In 2016, Staten Island had the highest overdose rate in New York City. In response, the Richmond County District Attorney, Michael E. McMahon, in partnership with the New York City Police Department, other city agencies, and community organizations on Staten Island, developed the Heroin Overdose Prevention and Education (HOPE) program. HOPE offers pre-arraignment diversion services for individuals arrested for a low-level, substance-related crime.
Fostering a Community-wide Approach to Court Diversion
The development of the HOPE program was a nine-month collaborative planning effort. Spearheaded by the Richmond County District Attorney’s Office, partners included:
- Office of the Staten Island Borough President
- New York City Police Department
- NYC Department of Health and Mental Hygiene
- Mayor’s Office of Criminal Justice
- Legal Aid Society
- Staten Island Performing Provider System, an alliance of clinical and social service providers
- Staten Island Partnership for Community Wellness
- Resource and Recovery Center sites: Christopher’s Reason, Community Health Action of Staten Island, and Staten Island YMCA
The HOPE program offers a diversion from the court if participants choose to join the program. They also receive an assessment from Resource and Recovery Center staff within seven days of their Desk Appearance Ticket. They meaningfully engage with services within 37 days of their arrest. The ultimate goal is to connect participants to the services on Staten Island and encourage continued engagement after program completion.

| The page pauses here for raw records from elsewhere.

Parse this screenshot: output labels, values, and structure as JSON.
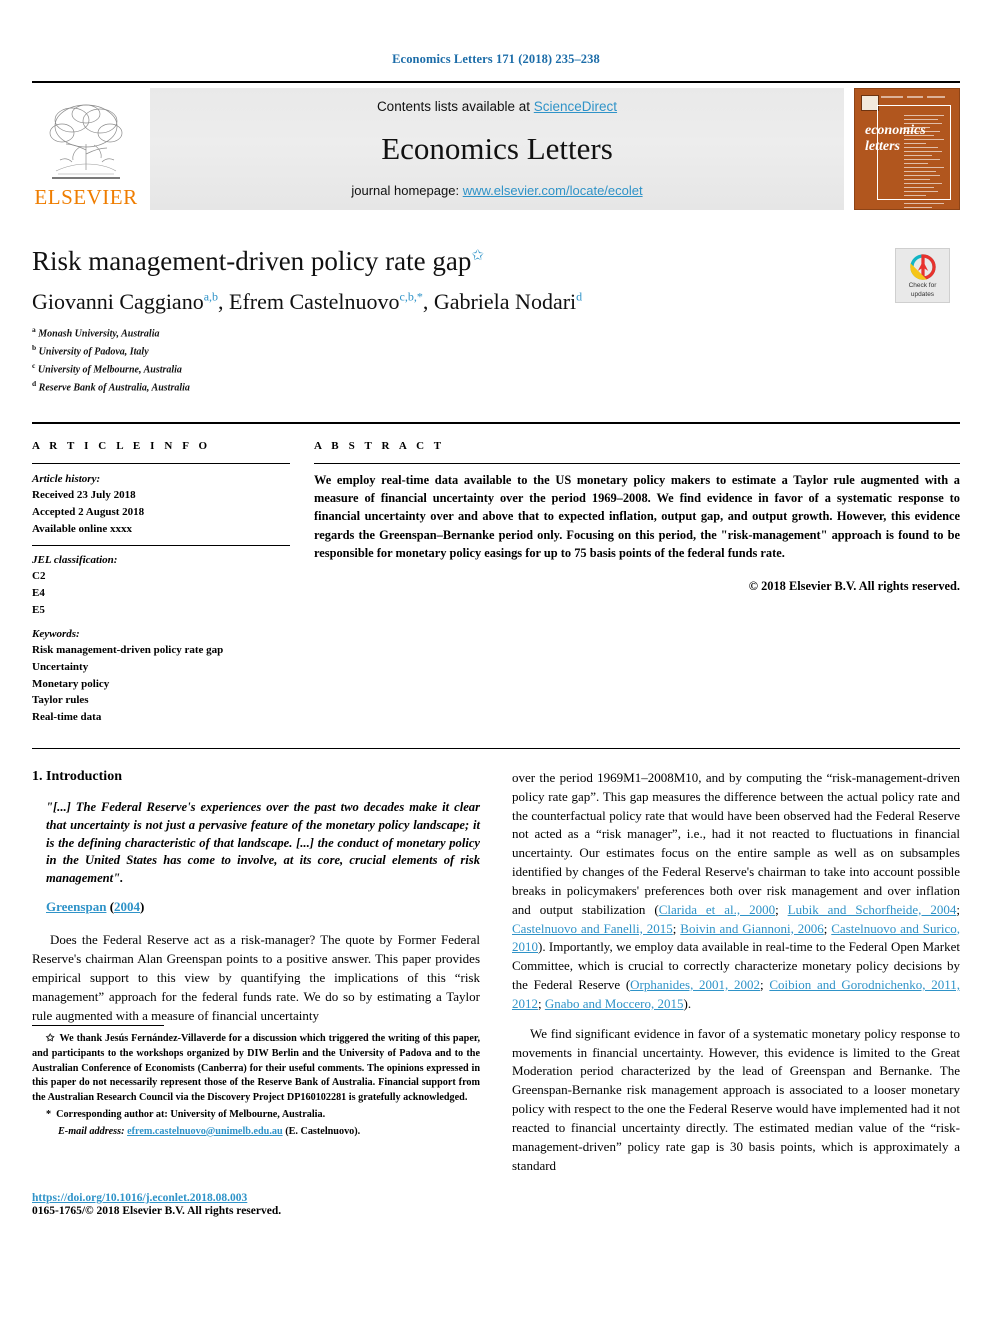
{
  "running_head": "Economics Letters 171 (2018) 235–238",
  "masthead": {
    "publisher_name": "ELSEVIER",
    "contents_prefix": "Contents lists available at ",
    "contents_link": "ScienceDirect",
    "journal_title": "Economics Letters",
    "homepage_prefix": "journal homepage: ",
    "homepage_url": "www.elsevier.com/locate/ecolet",
    "cover_line1": "economics",
    "cover_line2": "letters"
  },
  "title_block": {
    "title": "Risk management-driven policy rate gap",
    "title_footnote_mark": "✩",
    "authors_1": "Giovanni Caggiano",
    "authors_1_marks": "a,b",
    "authors_2": ", Efrem Castelnuovo",
    "authors_2_marks": "c,b,*",
    "authors_3": ", Gabriela Nodari",
    "authors_3_marks": "d",
    "affiliations": [
      {
        "mark": "a",
        "text": "Monash University, Australia"
      },
      {
        "mark": "b",
        "text": "University of Padova, Italy"
      },
      {
        "mark": "c",
        "text": "University of Melbourne, Australia"
      },
      {
        "mark": "d",
        "text": "Reserve Bank of Australia, Australia"
      }
    ],
    "crossmark_line1": "Check for",
    "crossmark_line2": "updates"
  },
  "article_info": {
    "heading": "A R T I C L E   I N F O",
    "history_label": "Article history:",
    "history": [
      "Received 23 July 2018",
      "Accepted 2 August 2018",
      "Available online xxxx"
    ],
    "jel_label": "JEL classification:",
    "jel": [
      "C2",
      "E4",
      "E5"
    ],
    "keywords_label": "Keywords:",
    "keywords": [
      "Risk management-driven policy rate gap",
      "Uncertainty",
      "Monetary policy",
      "Taylor rules",
      "Real-time data"
    ]
  },
  "abstract": {
    "heading": "A B S T R A C T",
    "text": "We employ real-time data available to the US monetary policy makers to estimate a Taylor rule augmented with a measure of financial uncertainty over the period 1969–2008. We find evidence in favor of a systematic response to financial uncertainty over and above that to expected inflation, output gap, and output growth. However, this evidence regards the Greenspan–Bernanke period only. Focusing on this period, the \"risk-management\" approach is found to be responsible for monetary policy easings for up to 75 basis points of the federal funds rate.",
    "copyright": "© 2018 Elsevier B.V. All rights reserved."
  },
  "body": {
    "section_number_title": "1. Introduction",
    "quote": "\"[...] The Federal Reserve's experiences over the past two decades make it clear that uncertainty is not just a pervasive feature of the monetary policy landscape; it is the defining characteristic of that landscape. [...] the conduct of monetary policy in the United States has come to involve, at its core, crucial elements of risk management\".",
    "quote_cite_author": "Greenspan",
    "quote_cite_year": "2004",
    "left_para_1": "Does the Federal Reserve act as a risk-manager? The quote by Former Federal Reserve's chairman Alan Greenspan points to a positive answer. This paper provides empirical support to this view by quantifying the implications of this “risk management” approach for the federal funds rate. We do so by estimating a Taylor rule augmented with a measure of financial uncertainty",
    "right_para_1_a": "over the period 1969M1–2008M10, and by computing the “risk-management-driven policy rate gap”. This gap measures the difference between the actual policy rate and the counterfactual policy rate that would have been observed had the Federal Reserve not acted as a “risk manager”, i.e., had it not reacted to fluctuations in financial uncertainty. Our estimates focus on the entire sample as well as on subsamples identified by changes of the Federal Reserve's chairman to take into account possible breaks in policymakers' preferences both over risk management and over inflation and output stabilization (",
    "right_para_1_cites_1": "Clarida et al., 2000",
    "right_para_1_sep1": "; ",
    "right_para_1_cites_2": "Lubik and Schorfheide, 2004",
    "right_para_1_sep2": "; ",
    "right_para_1_cites_3": "Castelnuovo and Fanelli, 2015",
    "right_para_1_sep3": "; ",
    "right_para_1_cites_4": "Boivin and Giannoni, 2006",
    "right_para_1_sep4": "; ",
    "right_para_1_cites_5": "Castelnuovo and Surico, 2010",
    "right_para_1_b": "). Importantly, we employ data available in real-time to the Federal Open Market Committee, which is crucial to correctly characterize monetary policy decisions by the Federal Reserve (",
    "right_para_1_cites_6": "Orphanides, 2001, 2002",
    "right_para_1_sep5": "; ",
    "right_para_1_cites_7": "Coibion and Gorodnichenko, 2011, 2012",
    "right_para_1_sep6": "; ",
    "right_para_1_cites_8": "Gnabo and Moccero, 2015",
    "right_para_1_c": ").",
    "right_para_2": "We find significant evidence in favor of a systematic monetary policy response to movements in financial uncertainty. However, this evidence is limited to the Great Moderation period characterized by the lead of Greenspan and Bernanke. The Greenspan-Bernanke risk management approach is associated to a looser monetary policy with respect to the one the Federal Reserve would have implemented had it not reacted to financial uncertainty directly. The estimated median value of the “risk-management-driven” policy rate gap is 30 basis points, which is approximately a standard"
  },
  "footnotes": {
    "star_mark": "✩",
    "star_text": "We thank Jesús Fernández-Villaverde for a discussion which triggered the writing of this paper, and participants to the workshops organized by DIW Berlin and the University of Padova and to the Australian Conference of Economists (Canberra) for their useful comments. The opinions expressed in this paper do not necessarily represent those of the Reserve Bank of Australia. Financial support from the Australian Research Council via the Discovery Project DP160102281 is gratefully acknowledged.",
    "asterisk_mark": "*",
    "corresponding_text": "Corresponding author at: University of Melbourne, Australia.",
    "email_label": "E-mail address:",
    "email": "efrem.castelnuovo@unimelb.edu.au",
    "email_suffix": "(E. Castelnuovo)."
  },
  "footer": {
    "doi": "https://doi.org/10.1016/j.econlet.2018.08.003",
    "issn_line": "0165-1765/© 2018 Elsevier B.V. All rights reserved."
  },
  "colors": {
    "link": "#2f93c8",
    "elsevier_orange": "#ef7d00",
    "cover_brown": "#b1561e"
  }
}
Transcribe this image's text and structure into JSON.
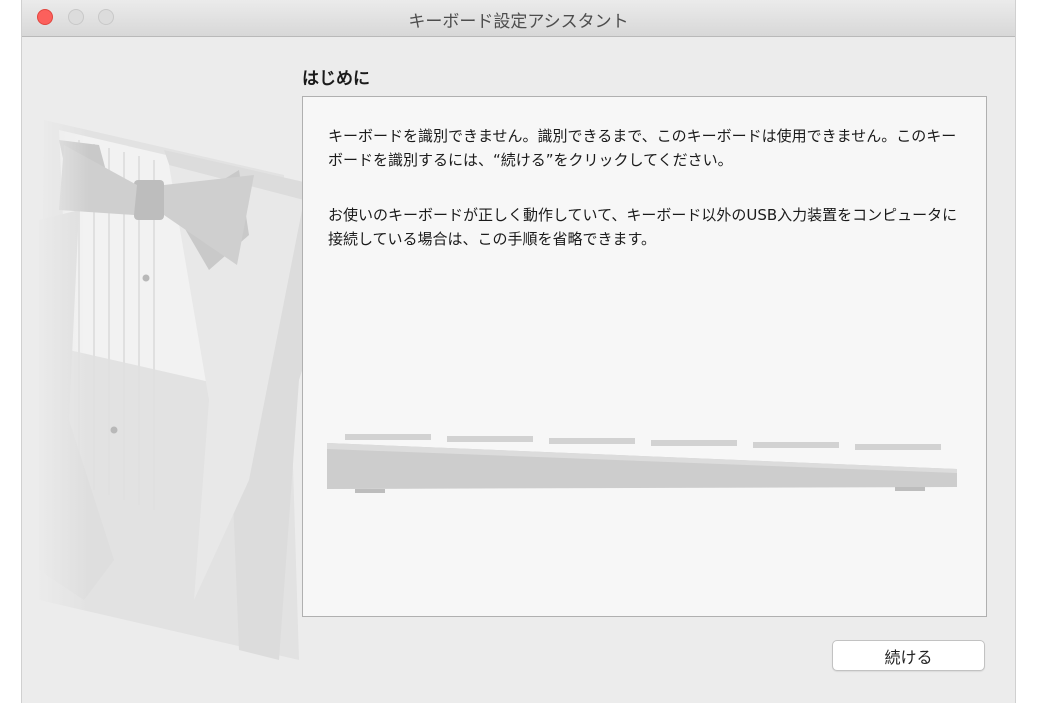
{
  "window": {
    "title": "キーボード設定アシスタント"
  },
  "page": {
    "heading": "はじめに",
    "paragraphs": [
      "キーボードを識別できません。識別できるまで、このキーボードは使用できません。このキーボードを識別するには、“続ける”をクリックしてください。",
      "お使いのキーボードが正しく動作していて、キーボード以外のUSB入力装置をコンピュータに接続している場合は、この手順を省略できます。"
    ]
  },
  "buttons": {
    "continue_label": "続ける"
  },
  "colors": {
    "close": "#fc605c",
    "inactive_traffic": "#dcdcdc",
    "window_bg": "#ececec"
  },
  "icons": [
    "tuxedo-illustration",
    "keyboard-illustration"
  ]
}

Recruitment into the program—predicated on an eligible arrest—is supported by outreach from the District Attorney’s Office and the New York City Police Department. They share responsibility for informing potential participants of their eligibility. This is followed by an immediate engagement contact by a peer recovery coach (a peer mentor); and, if engaged, intake at a Resource and Recovery Center for assessment and development of a service plan. Service plans may include a range of services, including participation in harm reduction programs, substance use treatment, benefits counseling, and referrals to other providers. Participants considered to have completed the program have their cases dismissed and avoid a criminal record.
Assessing Early Implementation of the HOPE Program
Seeking to understand how the new program was being implemented and identify early results, the New York City Mayor’s Office of Criminal Justice engaged Metis.
The mixed-method evaluation examined program model delivery, as well as participant outcomes during the formative program stage. The Metis team collected data from interviews with partner organization representatives, program staff, and participants, and administrative data files. Metis examined the program’s assumptions and structure, participants’ pathways into and experiences with the program, and the results of their engagement.
The final report included findings, recommendations for program improvement, implications for program replication, and topics for further study. In response, District Attorney McMahon said, “One of the most effective tools to combat Staten Island’s terrible opioid crisis is our HOPE program, which continues to grow and evolve to serve better individuals struggling with substance abuse disorder. We are greatly encouraged by the findings detailed in this independent report. Not only does this analysis highlight the myriad success stories behind HOPE, it also provides a blueprint to help us both strengthen and improve the program, many of which I am proud to say have already been implemented over the past year.” (Press release, March 28, 2019).